Ruggero Deodato, the director of the notorious and once-banned Cannibal Holocaust (1980), had decided not to make a follow-up because he believed that it would be too violent for mainstream audiences, but changed his mind upon seeing Eli Roth’s Hostel. Roth — who incidentally, appears in Piranha 3D as a the MC of a wet T-shirt contest — went on record saying, “I’d seen all these films on the festival circuit like Audition, Ichi the Killer, Sympathy for Mr Vengeance, and I said: ‘This is the kind of movie I want to make. Something that’s sick, and disturbing, and f***ed-up… But I wanted it also to be a fun ride.” That ride, in general, has been veering off into increasingly more disturbing, and less fun, places.
This has recently reached either a logical conclusion or a sickening nadir, depending on your perspective, with the 2010 films The Human Centipede and A Serbian Film — the latter of which is struggling to even receive a classification such is the savagely nihilistic nature of its content. The screenwriter of A Serbian Film, Srdjan Spasojevic, argued that his film was “a diary of our own molestation by the Serbian government… It’s about the monolithic power of leaders who hypnotise you to do things you don’t want to do. You have to feel the violence to know what it’s about.” Perhaps, but trust us, you really don’t want to see this film.
Art may well reflect society and we do live in an era where torture is a social issue. But horror films weren’t supposed to be about real life, and the genre lost something important along the way — escapist entertainment. There were no laughs, little fun and not a screaming teen in a bikini anywhere. The goofy creature features that we’re seeing now right that wrong, and the motherlode of screaming bikini-clad teens that was
Piranha 3D has proven there’s a market. The sequel has been greenlit and this could open the cinematic door for a return to the popcorn horror films that had previously been confined to cable channels and the DVD market.
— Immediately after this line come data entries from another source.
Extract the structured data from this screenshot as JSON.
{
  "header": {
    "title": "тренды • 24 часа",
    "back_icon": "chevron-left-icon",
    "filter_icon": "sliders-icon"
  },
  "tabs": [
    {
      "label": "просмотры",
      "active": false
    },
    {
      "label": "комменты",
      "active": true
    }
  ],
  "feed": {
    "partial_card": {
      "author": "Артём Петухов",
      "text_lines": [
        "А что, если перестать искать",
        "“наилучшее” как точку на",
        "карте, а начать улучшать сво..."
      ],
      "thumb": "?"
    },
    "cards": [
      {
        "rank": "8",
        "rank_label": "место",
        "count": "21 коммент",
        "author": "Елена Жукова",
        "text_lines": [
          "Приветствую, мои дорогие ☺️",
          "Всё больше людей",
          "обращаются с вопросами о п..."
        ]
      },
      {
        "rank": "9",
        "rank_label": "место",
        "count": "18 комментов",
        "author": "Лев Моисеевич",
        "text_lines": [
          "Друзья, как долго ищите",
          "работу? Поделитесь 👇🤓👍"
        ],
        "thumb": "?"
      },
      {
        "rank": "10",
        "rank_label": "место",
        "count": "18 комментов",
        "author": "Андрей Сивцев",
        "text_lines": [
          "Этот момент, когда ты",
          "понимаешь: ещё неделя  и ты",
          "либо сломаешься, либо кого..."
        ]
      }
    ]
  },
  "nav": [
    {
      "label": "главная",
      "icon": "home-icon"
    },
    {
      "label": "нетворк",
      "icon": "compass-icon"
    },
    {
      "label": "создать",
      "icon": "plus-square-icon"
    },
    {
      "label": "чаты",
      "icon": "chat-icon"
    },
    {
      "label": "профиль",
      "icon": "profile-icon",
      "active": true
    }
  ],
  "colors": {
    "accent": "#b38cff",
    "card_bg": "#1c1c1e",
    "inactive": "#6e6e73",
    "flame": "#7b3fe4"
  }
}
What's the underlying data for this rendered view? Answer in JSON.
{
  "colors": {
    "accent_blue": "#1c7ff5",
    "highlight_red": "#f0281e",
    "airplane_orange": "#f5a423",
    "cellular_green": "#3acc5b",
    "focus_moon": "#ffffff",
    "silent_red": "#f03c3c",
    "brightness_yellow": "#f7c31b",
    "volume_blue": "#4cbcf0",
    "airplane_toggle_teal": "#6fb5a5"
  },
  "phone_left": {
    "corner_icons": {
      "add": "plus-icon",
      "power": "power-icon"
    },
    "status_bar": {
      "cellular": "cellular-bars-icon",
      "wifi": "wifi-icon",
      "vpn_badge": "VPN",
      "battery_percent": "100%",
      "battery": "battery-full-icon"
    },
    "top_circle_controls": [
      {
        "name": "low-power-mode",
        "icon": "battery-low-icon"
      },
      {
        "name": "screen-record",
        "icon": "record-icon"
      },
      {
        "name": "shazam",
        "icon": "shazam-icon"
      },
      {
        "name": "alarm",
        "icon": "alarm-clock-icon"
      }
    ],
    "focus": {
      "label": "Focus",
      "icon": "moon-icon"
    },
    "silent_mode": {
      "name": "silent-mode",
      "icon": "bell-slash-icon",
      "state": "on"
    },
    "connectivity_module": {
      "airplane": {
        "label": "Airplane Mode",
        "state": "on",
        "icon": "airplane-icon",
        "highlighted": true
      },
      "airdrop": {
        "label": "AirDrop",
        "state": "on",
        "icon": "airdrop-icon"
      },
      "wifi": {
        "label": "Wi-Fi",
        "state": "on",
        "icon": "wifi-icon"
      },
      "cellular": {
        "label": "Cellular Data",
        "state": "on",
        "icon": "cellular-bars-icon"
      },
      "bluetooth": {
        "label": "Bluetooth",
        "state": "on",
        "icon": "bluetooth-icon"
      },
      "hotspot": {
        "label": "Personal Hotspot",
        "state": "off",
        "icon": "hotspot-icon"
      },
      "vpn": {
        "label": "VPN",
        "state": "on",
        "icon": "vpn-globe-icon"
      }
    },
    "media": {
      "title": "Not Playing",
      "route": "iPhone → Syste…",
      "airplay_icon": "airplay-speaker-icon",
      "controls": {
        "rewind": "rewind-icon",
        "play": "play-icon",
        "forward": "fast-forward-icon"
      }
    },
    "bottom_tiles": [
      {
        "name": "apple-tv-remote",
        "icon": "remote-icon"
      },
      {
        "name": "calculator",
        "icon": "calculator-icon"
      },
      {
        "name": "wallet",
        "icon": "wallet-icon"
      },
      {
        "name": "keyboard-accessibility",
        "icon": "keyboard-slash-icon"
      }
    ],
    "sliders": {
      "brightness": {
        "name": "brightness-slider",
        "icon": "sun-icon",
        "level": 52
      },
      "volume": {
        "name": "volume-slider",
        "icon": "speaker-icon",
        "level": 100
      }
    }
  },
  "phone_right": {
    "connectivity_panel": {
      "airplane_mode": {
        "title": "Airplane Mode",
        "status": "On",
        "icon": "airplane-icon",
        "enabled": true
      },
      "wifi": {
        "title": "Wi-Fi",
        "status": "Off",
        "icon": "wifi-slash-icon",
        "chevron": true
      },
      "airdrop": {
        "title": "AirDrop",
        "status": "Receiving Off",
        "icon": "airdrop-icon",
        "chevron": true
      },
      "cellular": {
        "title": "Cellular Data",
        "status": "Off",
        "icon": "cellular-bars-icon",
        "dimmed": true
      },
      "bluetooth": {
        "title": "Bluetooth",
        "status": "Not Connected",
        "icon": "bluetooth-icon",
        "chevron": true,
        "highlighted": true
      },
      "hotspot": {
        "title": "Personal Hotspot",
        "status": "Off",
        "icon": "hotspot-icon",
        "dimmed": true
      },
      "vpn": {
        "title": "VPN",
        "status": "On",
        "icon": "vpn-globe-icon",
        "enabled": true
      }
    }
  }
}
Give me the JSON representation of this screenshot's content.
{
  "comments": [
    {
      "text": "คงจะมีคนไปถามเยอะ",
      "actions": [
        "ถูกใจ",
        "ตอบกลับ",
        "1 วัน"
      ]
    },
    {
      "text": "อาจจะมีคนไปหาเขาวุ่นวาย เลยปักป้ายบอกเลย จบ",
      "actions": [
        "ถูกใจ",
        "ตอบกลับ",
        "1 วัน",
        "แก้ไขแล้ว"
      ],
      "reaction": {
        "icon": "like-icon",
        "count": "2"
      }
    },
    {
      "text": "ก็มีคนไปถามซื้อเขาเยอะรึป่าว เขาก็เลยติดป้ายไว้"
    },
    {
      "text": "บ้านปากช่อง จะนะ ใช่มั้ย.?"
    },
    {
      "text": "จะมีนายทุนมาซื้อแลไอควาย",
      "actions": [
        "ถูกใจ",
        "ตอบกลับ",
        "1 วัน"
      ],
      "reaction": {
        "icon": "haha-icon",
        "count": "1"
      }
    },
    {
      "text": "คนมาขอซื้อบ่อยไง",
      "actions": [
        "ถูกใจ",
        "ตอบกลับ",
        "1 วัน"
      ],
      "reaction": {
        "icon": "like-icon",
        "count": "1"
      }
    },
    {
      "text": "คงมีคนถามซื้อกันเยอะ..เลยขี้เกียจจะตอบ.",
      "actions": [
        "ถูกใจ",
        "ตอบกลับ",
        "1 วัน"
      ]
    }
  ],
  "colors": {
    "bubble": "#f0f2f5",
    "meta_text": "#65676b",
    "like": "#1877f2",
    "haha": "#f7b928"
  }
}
All this is proof that, despite what you think you saw on screen, the creature is never really dead.